AB - Parkinson's disease (PD) is the second most common neurodegenerative disorder of aging. The pathological hallmark of PD is neuronal inclusions termed Lewy bodies whose main component is alpha-synuclein protein. The finding of these Lewy bodies in the intestinal enteric nerves led to the hypothesis that the intestine might be an early site of PD disease in response to an environmental toxin or pathogen. One potential mechanism for environmental toxin(s) and proinflammatory luminal products to gain access to mucosal neuronal tissue and promote oxidative stress is compromised intestinal barrier integrity. However, the role of intestinal permeability in PD has never been tested. We hypothesized that PD subjects might exhibit increased intestinal permeability to proinflammatory bacterial products in the intestine. To test our hypothesis we evaluated intestinal permeability in subjects newly diagnosed with PD and compared their values to healthy subjects. In addition, we obtained intestinal biopsies from both groups and used immunohistochemistry to assess bacterial translocation, nitrotyrosine (oxidative stress), and alpha-synuclein. We also evaluated serum markers of endotoxin exposure including LPS binding protein (LBP). Our data show that our PD subjects exhibit significantly greater intestinal permeability (gut leakiness) than controls. In addition, this intestinal hyperpermeability significantly correlated with increased intestinal mucosa staining for E. coli bacteria, nitrotyrosine, and alpha-synuclein as well as serum LBP levels in PD subjects. These data represent not only the first demonstration of abnormal intestinal permeability in PD subjects but also the first correlation of increased intestinal permeability in PD with intestinal alpha-synuclein (the hallmark of PD), as well as staining for gram negative bacteria and tissue oxidative stress. Our study may thus shed new light on PD pathogenesis as well as provide a new method for earlier diagnosis of PD and suggests potential therapeutic targets in PD subjects.

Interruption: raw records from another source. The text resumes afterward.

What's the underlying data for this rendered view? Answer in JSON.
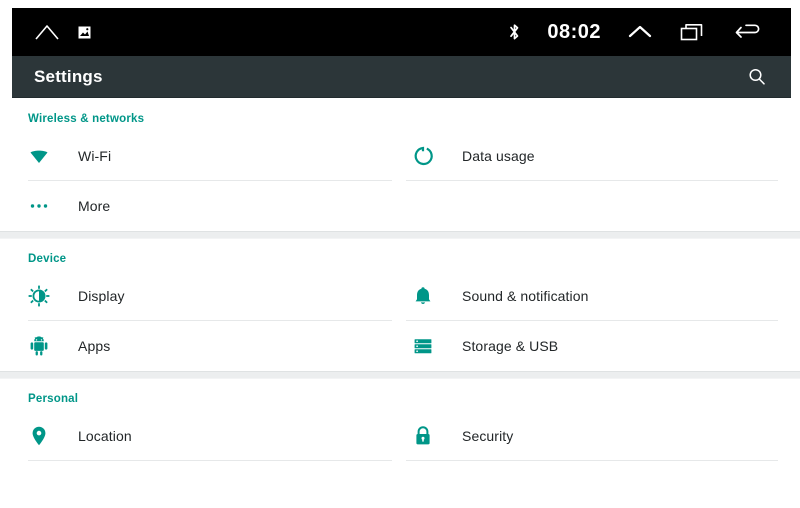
{
  "statusbar": {
    "home_icon": "home-icon",
    "screenshot_icon": "screenshot-icon",
    "bluetooth_icon": "bluetooth-icon",
    "clock": "08:02",
    "expand_icon": "chevron-up-icon",
    "recents_icon": "recents-icon",
    "back_icon": "back-arrow-icon"
  },
  "actionbar": {
    "title": "Settings",
    "search_icon": "search-icon"
  },
  "colors": {
    "accent": "#009688",
    "actionbar_bg": "#2c3639",
    "statusbar_bg": "#000000",
    "text": "#222628",
    "divider": "#e6e8e9",
    "band": "#eceeef"
  },
  "sections": [
    {
      "header": "Wireless & networks",
      "rows": [
        {
          "left": {
            "label": "Wi-Fi",
            "icon": "wifi-icon"
          },
          "right": {
            "label": "Data usage",
            "icon": "data-usage-icon"
          }
        },
        {
          "left": {
            "label": "More",
            "icon": "more-icon"
          },
          "right": {
            "label": "",
            "icon": ""
          }
        }
      ]
    },
    {
      "header": "Device",
      "rows": [
        {
          "left": {
            "label": "Display",
            "icon": "brightness-icon"
          },
          "right": {
            "label": "Sound & notification",
            "icon": "bell-icon"
          }
        },
        {
          "left": {
            "label": "Apps",
            "icon": "android-icon"
          },
          "right": {
            "label": "Storage & USB",
            "icon": "storage-icon"
          }
        }
      ]
    },
    {
      "header": "Personal",
      "rows": [
        {
          "left": {
            "label": "Location",
            "icon": "location-pin-icon"
          },
          "right": {
            "label": "Security",
            "icon": "lock-icon"
          }
        }
      ]
    }
  ]
}
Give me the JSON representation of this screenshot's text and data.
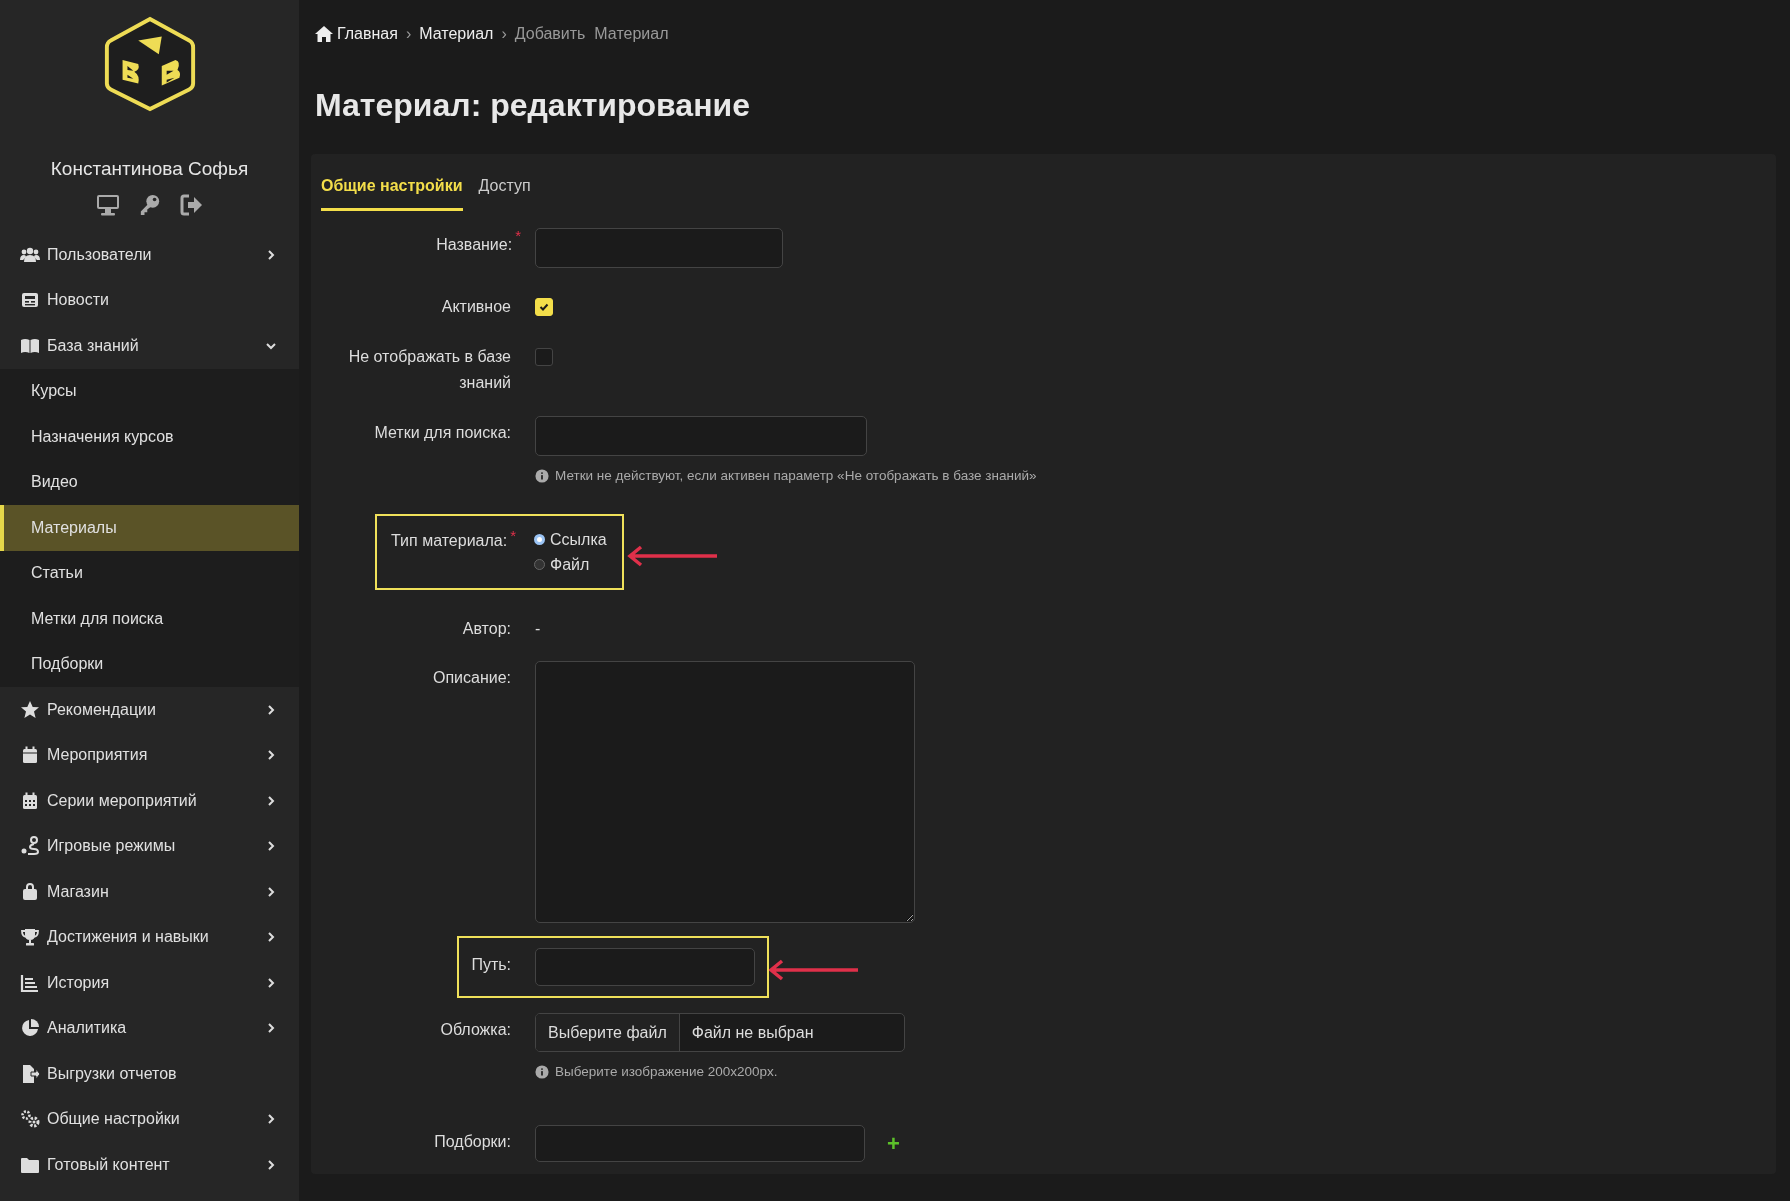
{
  "sidebar": {
    "user_name": "Константинова Софья",
    "menu": [
      {
        "label": "Пользователи",
        "expanded": false
      },
      {
        "label": "Новости"
      },
      {
        "label": "База знаний",
        "expanded": true,
        "children": [
          {
            "label": "Курсы",
            "selected": false
          },
          {
            "label": "Назначения курсов",
            "selected": false
          },
          {
            "label": "Видео",
            "selected": false
          },
          {
            "label": "Материалы",
            "selected": true
          },
          {
            "label": "Статьи",
            "selected": false
          },
          {
            "label": "Метки для поиска",
            "selected": false
          },
          {
            "label": "Подборки",
            "selected": false
          }
        ]
      },
      {
        "label": "Рекомендации",
        "expanded": false
      },
      {
        "label": "Мероприятия",
        "expanded": false
      },
      {
        "label": "Серии мероприятий",
        "expanded": false
      },
      {
        "label": "Игровые режимы",
        "expanded": false
      },
      {
        "label": "Магазин",
        "expanded": false
      },
      {
        "label": "Достижения и навыки",
        "expanded": false
      },
      {
        "label": "История",
        "expanded": false
      },
      {
        "label": "Аналитика",
        "expanded": false
      },
      {
        "label": "Выгрузки отчетов"
      },
      {
        "label": "Общие настройки",
        "expanded": false
      },
      {
        "label": "Готовый контент",
        "expanded": false
      }
    ]
  },
  "breadcrumb": [
    {
      "kind": "link",
      "label": "Главная"
    },
    {
      "kind": "separator",
      "label": "›"
    },
    {
      "kind": "link",
      "label": "Материал"
    },
    {
      "kind": "separator",
      "label": "›"
    },
    {
      "kind": "current",
      "label": "Добавить  Материал"
    }
  ],
  "page_title": "Материал: редактирование",
  "tabs": [
    {
      "label": "Общие настройки",
      "selected": true
    },
    {
      "label": "Доступ",
      "selected": false
    }
  ],
  "form": [
    {
      "kind": "text",
      "label": "Название:",
      "required_mark": "*"
    },
    {
      "kind": "checkbox",
      "label": "Активное",
      "checked": true
    },
    {
      "kind": "checkbox",
      "label": "Не отображать в базе знаний",
      "checked": false
    },
    {
      "kind": "text",
      "label": "Метки для поиска:",
      "hint": "Метки не действуют, если активен параметр «Не отображать в базе знаний»"
    },
    {
      "kind": "radio",
      "label": "Тип материала:",
      "required_mark": "*",
      "highlighted": true,
      "options": [
        {
          "label": "Ссылка",
          "selected": true
        },
        {
          "label": "Файл",
          "selected": false
        }
      ]
    },
    {
      "kind": "static",
      "label": "Автор:",
      "value": "-"
    },
    {
      "kind": "textarea",
      "label": "Описание:"
    },
    {
      "kind": "text",
      "label": "Путь:",
      "highlighted": true
    },
    {
      "kind": "file",
      "label": "Обложка:",
      "button": "Выберите файл",
      "status": "Файл не выбран",
      "hint": "Выберите изображение 200x200px."
    },
    {
      "kind": "select",
      "label": "Подборки:",
      "add": "+"
    }
  ]
}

Trial Registration: Clinicaltrials.gov NCT01155492.

UR - http://www.scopus.com/inward/record.url?scp=82455206282&partnerID=8YFLogxK

UR - http://www.scopus.com/inward/citedby.url?scp=82455206282&partnerID=8YFLogxK

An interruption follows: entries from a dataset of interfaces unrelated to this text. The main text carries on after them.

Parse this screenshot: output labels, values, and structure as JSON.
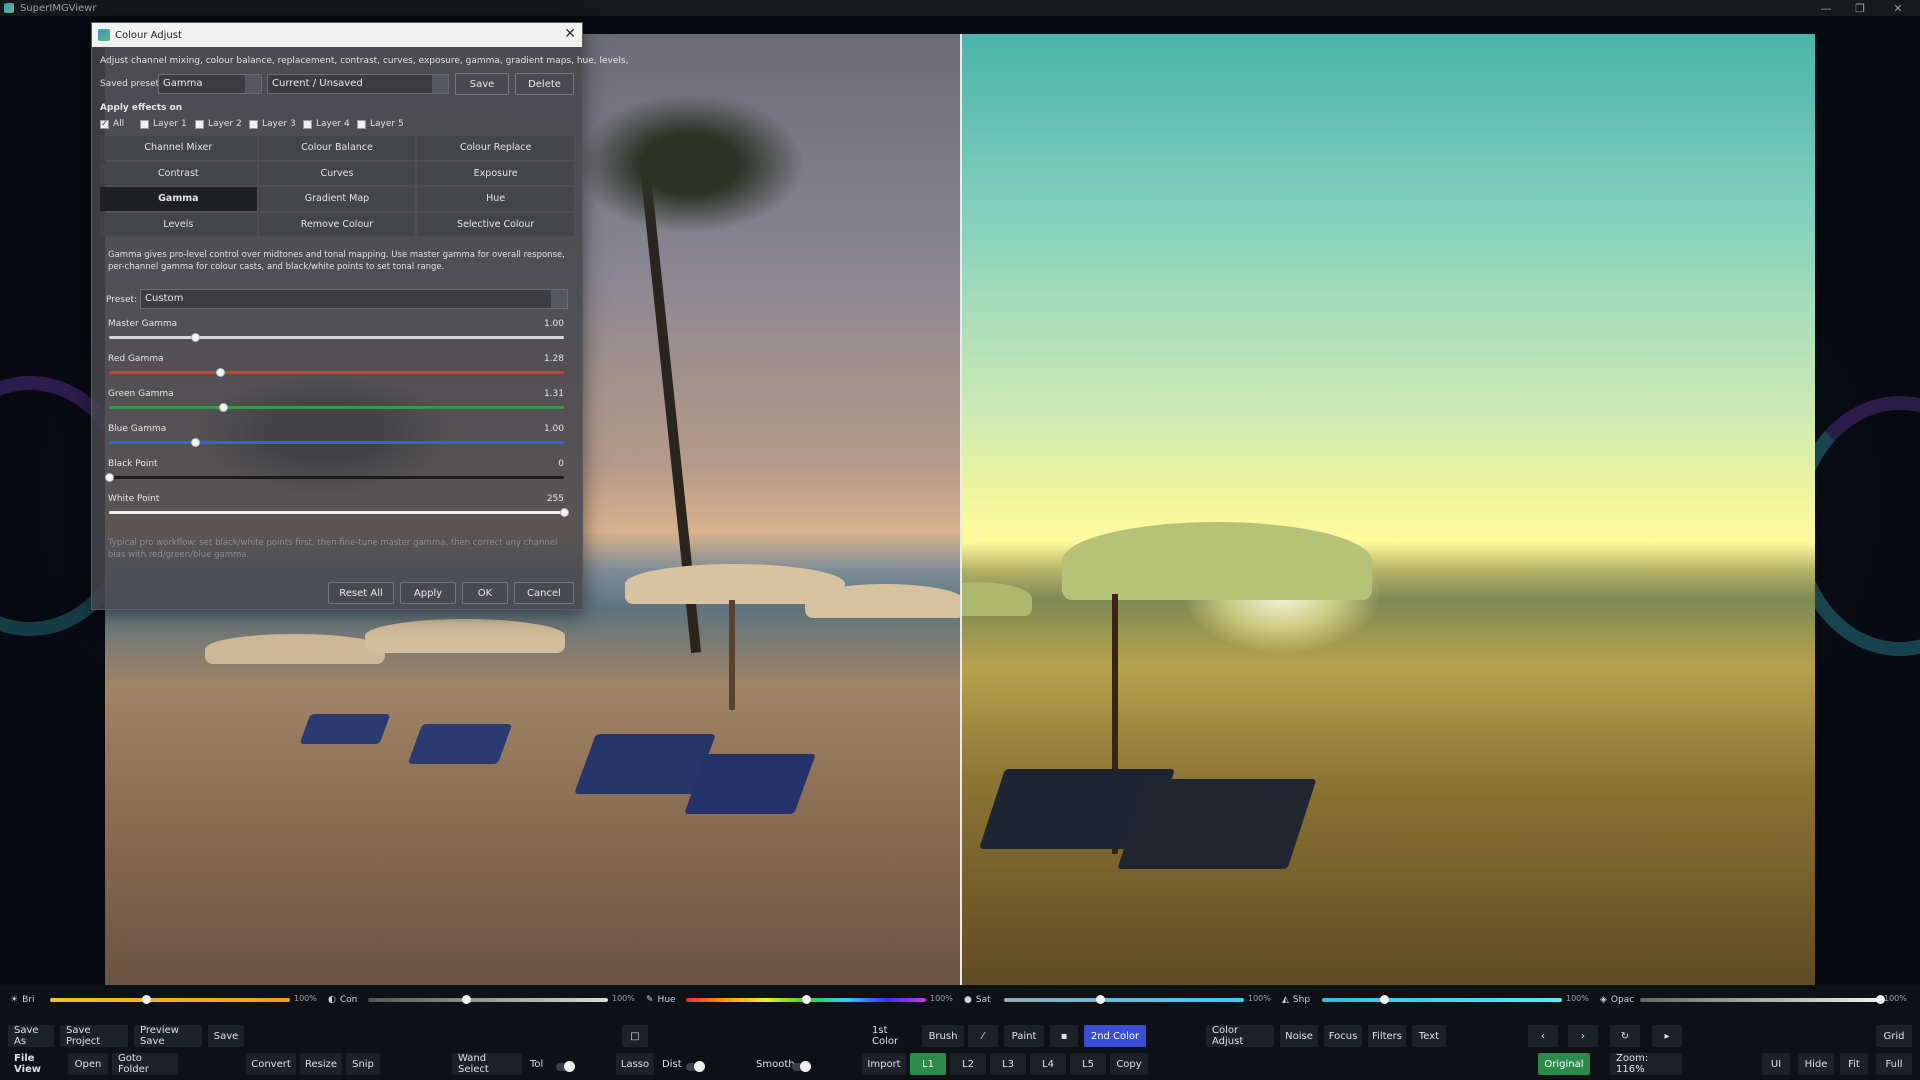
{
  "window": {
    "title": "SuperIMGViewr",
    "minimize": "—",
    "maximize": "❐",
    "close": "✕"
  },
  "dialog": {
    "title": "Colour Adjust",
    "intro": "Adjust channel mixing, colour balance, replacement, contrast, curves, exposure, gamma, gradient maps, hue, levels,",
    "saved_preset_label": "Saved preset:",
    "saved_preset_value": "Gamma",
    "current_value": "Current / Unsaved",
    "save_label": "Save",
    "delete_label": "Delete",
    "apply_effects_label": "Apply effects on",
    "layers": [
      {
        "label": "All",
        "checked": true
      },
      {
        "label": "Layer 1",
        "checked": false
      },
      {
        "label": "Layer 2",
        "checked": false
      },
      {
        "label": "Layer 3",
        "checked": false
      },
      {
        "label": "Layer 4",
        "checked": false
      },
      {
        "label": "Layer 5",
        "checked": false
      }
    ],
    "effects": [
      "Channel Mixer",
      "Colour Balance",
      "Colour Replace",
      "Contrast",
      "Curves",
      "Exposure",
      "Gamma",
      "Gradient Map",
      "Hue",
      "Levels",
      "Remove Colour",
      "Selective Colour"
    ],
    "active_effect": "Gamma",
    "gamma": {
      "description": "Gamma gives pro-level control over midtones and tonal mapping. Use master gamma for overall response, per-channel gamma for colour casts, and black/white points to set tonal range.",
      "preset_label": "Preset:",
      "preset_value": "Custom",
      "sliders": [
        {
          "label": "Master Gamma",
          "value": "1.00",
          "fraction": 0.19,
          "color": "#d6d6d6"
        },
        {
          "label": "Red Gamma",
          "value": "1.28",
          "fraction": 0.245,
          "color": "#d23a3a"
        },
        {
          "label": "Green Gamma",
          "value": "1.31",
          "fraction": 0.25,
          "color": "#2fa04a"
        },
        {
          "label": "Blue Gamma",
          "value": "1.00",
          "fraction": 0.19,
          "color": "#3766d0"
        },
        {
          "label": "Black Point",
          "value": "0",
          "fraction": 0.0,
          "color": "#1c1c1c"
        },
        {
          "label": "White Point",
          "value": "255",
          "fraction": 1.0,
          "color": "#f0f0f0"
        }
      ],
      "tip": "Typical pro workflow: set black/white points first, then fine-tune master gamma, then correct any channel bias with red/green/blue gamma."
    },
    "reset_all_label": "Reset All",
    "apply_label": "Apply",
    "ok_label": "OK",
    "cancel_label": "Cancel"
  },
  "adjustments": [
    {
      "label": "Bri",
      "icon": "☀",
      "pct": "100%",
      "fraction": 0.4,
      "gradient": "linear-gradient(90deg,#f0c32a,#f59b1a)"
    },
    {
      "label": "Con",
      "icon": "◐",
      "pct": "100%",
      "fraction": 0.41,
      "gradient": "linear-gradient(90deg,#555,#ddd)"
    },
    {
      "label": "Hue",
      "icon": "✎",
      "pct": "100%",
      "fraction": 0.5,
      "gradient": "linear-gradient(90deg,#e33,#f90,#ee3,#3c3,#3cf,#33e,#c3e)"
    },
    {
      "label": "Sat",
      "icon": "●",
      "pct": "100%",
      "fraction": 0.4,
      "gradient": "linear-gradient(90deg,#9ab,#3cf)"
    },
    {
      "label": "Shp",
      "icon": "◭",
      "pct": "100%",
      "fraction": 0.26,
      "gradient": "linear-gradient(90deg,#3bd,#5ef)"
    },
    {
      "label": "Opac",
      "icon": "◈",
      "pct": "100%",
      "fraction": 1.0,
      "gradient": "linear-gradient(90deg,#666,#eee)"
    }
  ],
  "toolbar": {
    "save_as": "Save As",
    "save_project": "Save Project",
    "preview_save": "Preview Save",
    "save": "Save",
    "square": "□",
    "first_color": "1st Color",
    "brush": "Brush",
    "line": "⁄",
    "paint": "Paint",
    "fill_icon": "▪",
    "second_color": "2nd Color",
    "color_adjust": "Color Adjust",
    "noise": "Noise",
    "focus": "Focus",
    "filters": "Filters",
    "text": "Text",
    "prev": "‹",
    "next": "›",
    "rotate": "↻",
    "play": "▸",
    "grid": "Grid",
    "file_view": "File View",
    "open": "Open",
    "goto_folder": "Goto Folder",
    "convert": "Convert",
    "resize": "Resize",
    "snip": "Snip",
    "wand_select": "Wand Select",
    "tol": "Tol",
    "lasso": "Lasso",
    "dist": "Dist",
    "smooth": "Smooth",
    "import": "Import",
    "layers": [
      "L1",
      "L2",
      "L3",
      "L4",
      "L5"
    ],
    "copy": "Copy",
    "original": "Original",
    "zoom": "Zoom: 116%",
    "ui": "UI",
    "hide": "Hide",
    "fit": "Fit",
    "full": "Full"
  }
}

U2 - 10.1371/journal.pone.0028032

DO - 10.1371/journal.pone.0028032

M3 - Article

C2 - 22145021

AN - SCOPUS:82455206282

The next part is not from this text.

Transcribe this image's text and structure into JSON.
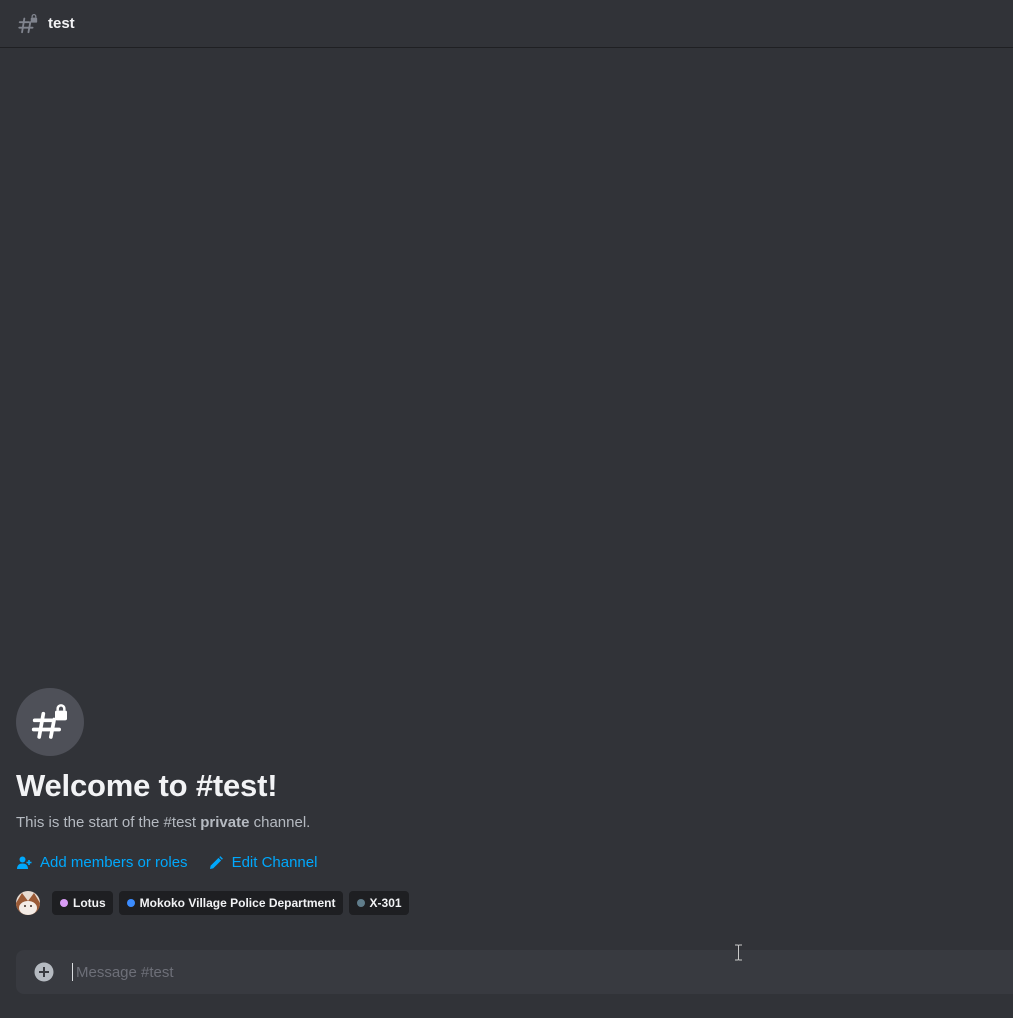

VL - 6

JO - PLoS One

JF - PLoS One

SN - 1932-6203

IS - 12

M1 - e28032

ER -